|Author(s):||Cunanan, Esmeralda Sagmit|
|Doctoral Committee Chair(s):||Merchant, Betty|
|Department / Program:||Education|
|Degree Granting Institution:||University of Illinois at Urbana-Champaign|
|Abstract:||This study was designed to gather and compare descriptive information on the men and women who obtained their graduate degrees (Ed.M., Advanced Certificate, doctorate: Ph.D./Ed.D.) in educational administration from the University of Illinois, Urbana-Champaign from 1985-1990. The study also sought to determine the association between advanced degrees in educational administration and the careers of these graduates.
A questionnaire was prepared requesting information on selected personal characteristics, educational credentials, professional experiences and career paths of the educational administration graduates before and after obtaining their advanced degrees. Of the 210 graduates who were surveyed, 170 returned usable questionnaires, representing an 83% return rate. The data were analyzed using frequencies, percentages and chi-squares at a.05 level of significance.
Results of the study revealed that: (a) the typical educational administration graduate is a white male from a small town or suburb, married with 2 children and an average salary of $50,000 or more; (b)~the proportion of men who actually held public school administrative line positions of superintendent, assistant/associate superintendent, and principal during 1991--1992 was higher than that of women (41\% vs. 23\%) while a higher percentage of women than men held public school staff positions of assistant principal, dean, program director, and supervisor (39\% vs. 28\%); (c)~with regard to information on career patterns and the association of the advanced degree in educational administration and subsequent placement, the typical educational administration graduate is a white male whose route to administration takes him from classroom teaching to an administrative line position or from classroom teaching to an administrative staff position and then to a line position in a district different from where he began.

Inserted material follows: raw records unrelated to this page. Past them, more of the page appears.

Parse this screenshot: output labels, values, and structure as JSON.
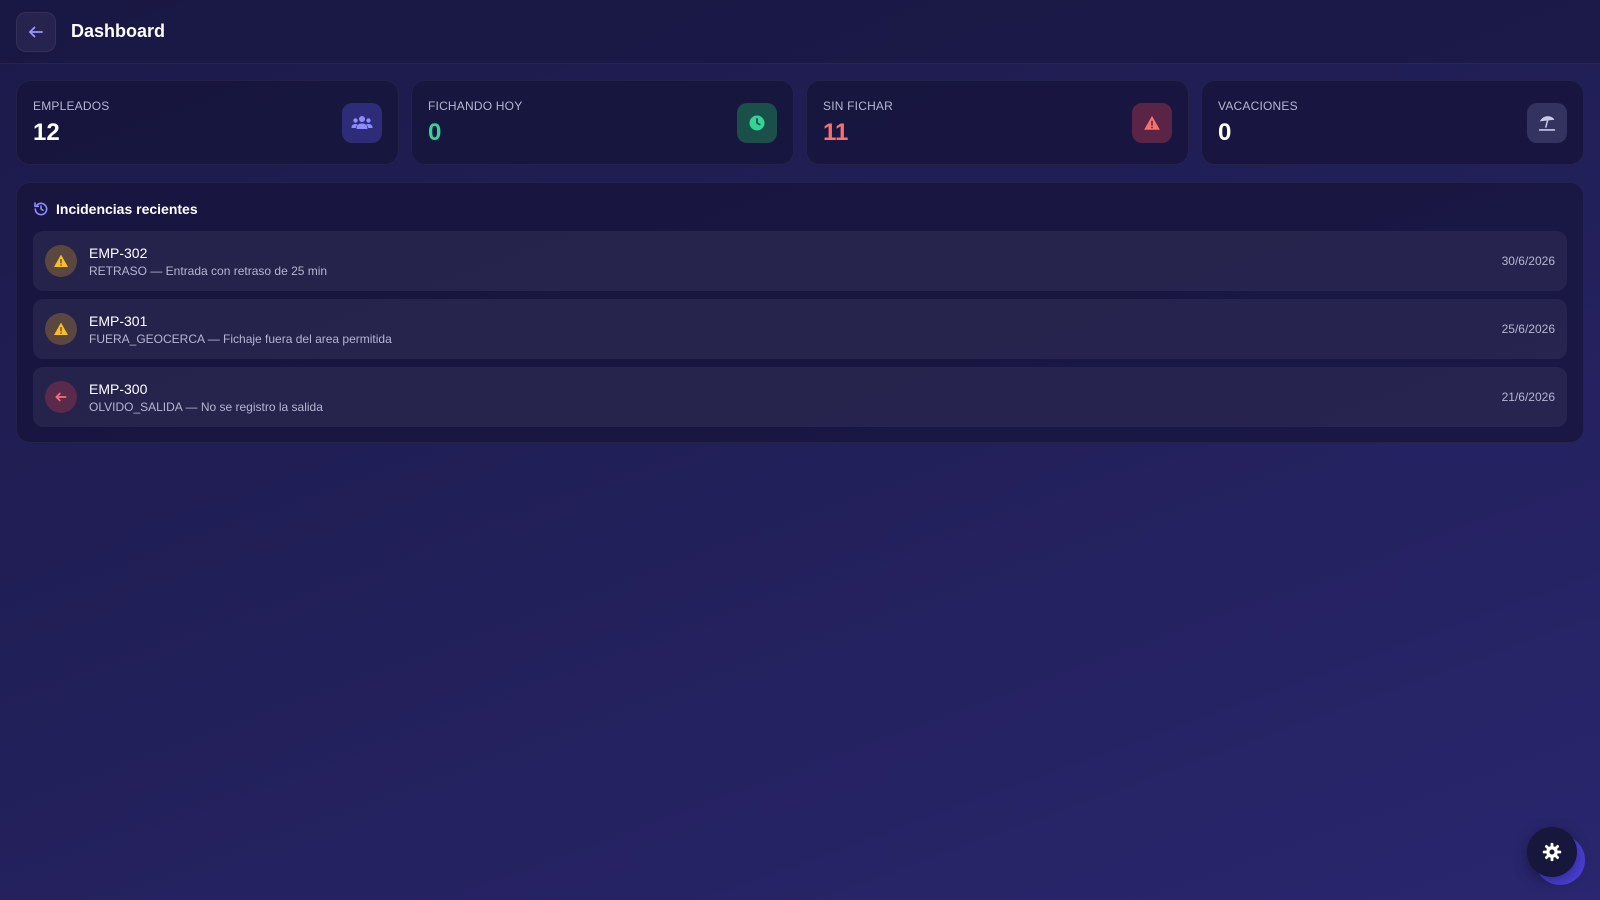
{
  "header": {
    "title": "Dashboard"
  },
  "stats": [
    {
      "label": "EMPLEADOS",
      "value": "12",
      "icon": "users-icon",
      "value_color": "#ffffff"
    },
    {
      "label": "FICHANDO HOY",
      "value": "0",
      "icon": "clock-icon",
      "value_color": "#34d399"
    },
    {
      "label": "SIN FICHAR",
      "value": "11",
      "icon": "warning-icon",
      "value_color": "#f87171"
    },
    {
      "label": "VACACIONES",
      "value": "0",
      "icon": "umbrella-beach-icon",
      "value_color": "#ffffff"
    }
  ],
  "incidents_panel": {
    "title": "Incidencias recientes",
    "icon": "history-icon",
    "items": [
      {
        "employee": "EMP-302",
        "description": "RETRASO — Entrada con retraso de 25 min",
        "date": "30/6/2026",
        "icon": "warning-icon"
      },
      {
        "employee": "EMP-301",
        "description": "FUERA_GEOCERCA — Fichaje fuera del area permitida",
        "date": "25/6/2026",
        "icon": "warning-icon"
      },
      {
        "employee": "EMP-300",
        "description": "OLVIDO_SALIDA — No se registro la salida",
        "date": "21/6/2026",
        "icon": "arrow-left-icon"
      }
    ]
  },
  "settings_button": {
    "icon": "gear-icon"
  },
  "colors": {
    "accent": "#7b78f0",
    "success": "#34d399",
    "danger": "#f87171",
    "warning": "#fbbf24"
  }
}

Findings on the 1985-1990 male and female educational administration graduates correspond to the national picture of male dominated leadership in education. In spite of the growing body of literature on women administrators that supports the image of the competent, successful, career-minded female administrator, the question remains: How long will this valuable human resource talent--women--remain underrepresented in higher level administrative positions?
Thesis (Ed.D.)--University of Illinois at Urbana-Champaign, 1993.
|Date Available in IDEALS:||2014-12-16|